At NOMOS, the path from a simple screw to this noble blue creation begins with a rough screw produced by a highly specialized manufacturer according to specifications from Glashütte. This is a standard practice for demanding producers, who take care that everything in their movements is made according to their conception.
NOMOS stipulates the height of the screw head, as well as the width and depth of the slot. They also request beveled edges on the screw heads. Those who prefer standard goods usually choose inexpensive fillister head screws, which have the advantage that inferior polishing and the occasional scratch are not immediately noticeable due to their domed surfaces. When dealing with flat surfaces, though, the polishing must be impeccable. Thus, in top quality movements you will find screws that have been grinded completely flat, with polished heads and beveled edges.
When the tempered, but not polished screws are delivered to NOMOS, the first step is to smooth them. They are sorted by hand into a polishing plate, where they are secured with lacquer and a magnet that has been fitted to the back of the plate. Then the discs are pre-grinded by hand in four stages each employing a finer grade of sandpaper. Then they are polished twice by machine: with grinding pressure, the polishing plate is pressed against a rotating tin disc coated with an abrasive. At the same time, the polishing plate is turned, because the direction of the polish must be diffuse in order to achieve a fine, brilliant effect. The polish is then closely examined and the screws are meticulously cleaned. The last remnants of grinding and polishing agents are removed using ultrasound and multiple cleansing and dissolution baths. The metal must be absolutely clean otherwise the bluing process will fail. Now the screws are piled onto a copper boiling-out pan and placed on a ceramic plate inside an oven pre-heated to 295º Celsius. From now on the temperature must remain constant – in order to achieve the NOMOS cornflower blue, the temperature cannot be allowed to fluctuate more than one degree. Depending on their size, the screws remain in the oven for three to five minutes before being removed and cooled on a stainless steel screen. They are then appraised using a high-power magnifying glass. The primary criteria are that the desired blue tone has been achieved and that the coloring is even. Once the examiner is satisfied with the results, the screws are brought to the assembly department for a final inspection, whereby a technician examines each one individually and decides if it is beautiful enough to be used in a NOMOS movement. He or she also groups them according to shared nuances, so that they conform to one another inside the movement.

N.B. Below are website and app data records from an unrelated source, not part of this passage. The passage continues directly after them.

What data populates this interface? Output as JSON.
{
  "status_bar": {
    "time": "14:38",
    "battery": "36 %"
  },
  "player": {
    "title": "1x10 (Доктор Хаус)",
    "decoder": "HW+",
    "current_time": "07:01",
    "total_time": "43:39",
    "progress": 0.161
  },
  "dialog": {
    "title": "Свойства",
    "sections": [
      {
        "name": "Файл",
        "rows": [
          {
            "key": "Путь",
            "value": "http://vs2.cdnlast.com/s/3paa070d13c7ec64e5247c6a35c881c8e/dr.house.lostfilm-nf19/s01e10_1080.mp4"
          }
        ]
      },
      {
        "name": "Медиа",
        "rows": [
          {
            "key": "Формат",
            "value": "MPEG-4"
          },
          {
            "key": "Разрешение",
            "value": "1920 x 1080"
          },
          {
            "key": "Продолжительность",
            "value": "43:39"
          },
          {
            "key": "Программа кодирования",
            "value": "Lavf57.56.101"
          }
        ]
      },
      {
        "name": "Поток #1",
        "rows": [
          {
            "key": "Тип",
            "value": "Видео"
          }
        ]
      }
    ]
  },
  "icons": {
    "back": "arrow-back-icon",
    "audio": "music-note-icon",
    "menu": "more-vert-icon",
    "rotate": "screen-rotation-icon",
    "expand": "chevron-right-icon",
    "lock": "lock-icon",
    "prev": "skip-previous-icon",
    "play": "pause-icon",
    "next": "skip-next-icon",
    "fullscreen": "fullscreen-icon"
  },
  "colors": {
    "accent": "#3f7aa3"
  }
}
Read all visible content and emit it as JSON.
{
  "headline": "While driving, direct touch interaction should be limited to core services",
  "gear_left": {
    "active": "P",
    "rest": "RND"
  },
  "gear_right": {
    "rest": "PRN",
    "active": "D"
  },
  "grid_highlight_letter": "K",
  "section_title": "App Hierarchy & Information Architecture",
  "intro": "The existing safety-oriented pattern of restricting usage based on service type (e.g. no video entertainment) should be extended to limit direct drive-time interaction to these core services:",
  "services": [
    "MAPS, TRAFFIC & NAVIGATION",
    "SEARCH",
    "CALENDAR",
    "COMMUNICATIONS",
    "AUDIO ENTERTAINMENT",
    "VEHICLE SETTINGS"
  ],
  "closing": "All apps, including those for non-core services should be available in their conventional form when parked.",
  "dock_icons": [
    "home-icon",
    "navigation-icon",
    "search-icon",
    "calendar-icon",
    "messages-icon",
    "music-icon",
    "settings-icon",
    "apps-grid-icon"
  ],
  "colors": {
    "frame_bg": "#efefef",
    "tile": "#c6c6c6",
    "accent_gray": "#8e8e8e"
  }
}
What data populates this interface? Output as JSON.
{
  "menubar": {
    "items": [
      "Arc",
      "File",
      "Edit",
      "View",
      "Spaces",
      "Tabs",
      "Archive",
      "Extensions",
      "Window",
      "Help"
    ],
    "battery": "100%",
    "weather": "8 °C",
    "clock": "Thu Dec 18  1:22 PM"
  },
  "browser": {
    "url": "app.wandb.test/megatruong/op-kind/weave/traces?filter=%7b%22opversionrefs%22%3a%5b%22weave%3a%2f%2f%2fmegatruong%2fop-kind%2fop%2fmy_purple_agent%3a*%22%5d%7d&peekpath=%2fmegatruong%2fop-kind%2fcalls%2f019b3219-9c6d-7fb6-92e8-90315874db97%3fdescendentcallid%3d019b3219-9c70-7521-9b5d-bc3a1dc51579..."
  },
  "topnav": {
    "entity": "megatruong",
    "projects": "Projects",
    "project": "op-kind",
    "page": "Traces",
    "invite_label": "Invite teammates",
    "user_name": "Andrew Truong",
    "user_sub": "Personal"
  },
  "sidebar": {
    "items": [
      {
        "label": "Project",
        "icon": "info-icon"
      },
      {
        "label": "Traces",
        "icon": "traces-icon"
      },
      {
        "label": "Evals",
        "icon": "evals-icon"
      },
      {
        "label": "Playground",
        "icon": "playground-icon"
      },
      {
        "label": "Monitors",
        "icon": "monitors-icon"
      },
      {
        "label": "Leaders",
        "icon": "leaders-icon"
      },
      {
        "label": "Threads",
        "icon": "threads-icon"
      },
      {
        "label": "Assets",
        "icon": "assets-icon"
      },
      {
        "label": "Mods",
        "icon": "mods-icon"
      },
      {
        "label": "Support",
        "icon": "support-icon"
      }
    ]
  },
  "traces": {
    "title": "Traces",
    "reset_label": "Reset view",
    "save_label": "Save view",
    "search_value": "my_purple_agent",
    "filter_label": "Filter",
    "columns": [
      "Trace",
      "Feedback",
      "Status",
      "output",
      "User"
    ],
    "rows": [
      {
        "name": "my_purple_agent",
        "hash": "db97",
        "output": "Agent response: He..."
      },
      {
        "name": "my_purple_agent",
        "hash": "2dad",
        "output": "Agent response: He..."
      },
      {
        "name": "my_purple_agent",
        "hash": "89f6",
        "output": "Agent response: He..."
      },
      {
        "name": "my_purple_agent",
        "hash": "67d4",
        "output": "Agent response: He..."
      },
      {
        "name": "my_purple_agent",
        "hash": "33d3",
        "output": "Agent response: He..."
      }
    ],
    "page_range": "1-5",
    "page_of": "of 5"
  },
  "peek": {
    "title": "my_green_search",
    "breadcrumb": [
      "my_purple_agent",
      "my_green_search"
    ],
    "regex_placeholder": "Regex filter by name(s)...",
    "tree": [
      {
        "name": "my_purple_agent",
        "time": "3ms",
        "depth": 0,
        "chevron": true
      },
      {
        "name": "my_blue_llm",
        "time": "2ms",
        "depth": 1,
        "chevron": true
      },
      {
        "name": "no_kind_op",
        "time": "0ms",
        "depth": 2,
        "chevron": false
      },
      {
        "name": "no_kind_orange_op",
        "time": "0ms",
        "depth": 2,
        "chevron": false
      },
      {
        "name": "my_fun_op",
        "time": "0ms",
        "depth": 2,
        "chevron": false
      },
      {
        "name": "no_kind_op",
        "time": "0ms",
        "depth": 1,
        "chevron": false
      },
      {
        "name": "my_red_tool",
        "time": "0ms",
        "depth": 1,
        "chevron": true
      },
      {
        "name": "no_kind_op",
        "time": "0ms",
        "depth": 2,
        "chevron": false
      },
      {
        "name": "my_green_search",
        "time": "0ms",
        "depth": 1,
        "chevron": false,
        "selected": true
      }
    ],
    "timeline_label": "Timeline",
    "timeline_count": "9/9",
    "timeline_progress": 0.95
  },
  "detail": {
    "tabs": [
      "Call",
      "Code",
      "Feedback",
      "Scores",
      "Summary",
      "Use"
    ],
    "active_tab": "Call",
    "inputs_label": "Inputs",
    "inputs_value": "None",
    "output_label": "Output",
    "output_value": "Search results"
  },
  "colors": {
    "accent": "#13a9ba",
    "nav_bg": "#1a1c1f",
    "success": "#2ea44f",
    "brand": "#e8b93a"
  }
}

They also weed out any pieces with specks or smears. Despite all the experience with this process at NOMOS, such deformities are still a consistent occurrence.
The people at NOMOS have determined that humidity also has an influence on the end result. They do not do any bluing on days when the humidity is above 40%. Today NOMOS is proud of their perfect cornflower blue, so proud that up until several years ago they used to blue all the screws used in the movements. It was Walter Lange who first explained the old local watchmaking tradition to his colleagues: only those screws used to fasten structural parts such as wheels or bridges are blued. Consequently, the screws used in functioning parts now only glimmer with a simple fine polish. So, NOMOS now also maintains the Glashütte tradition in this regard.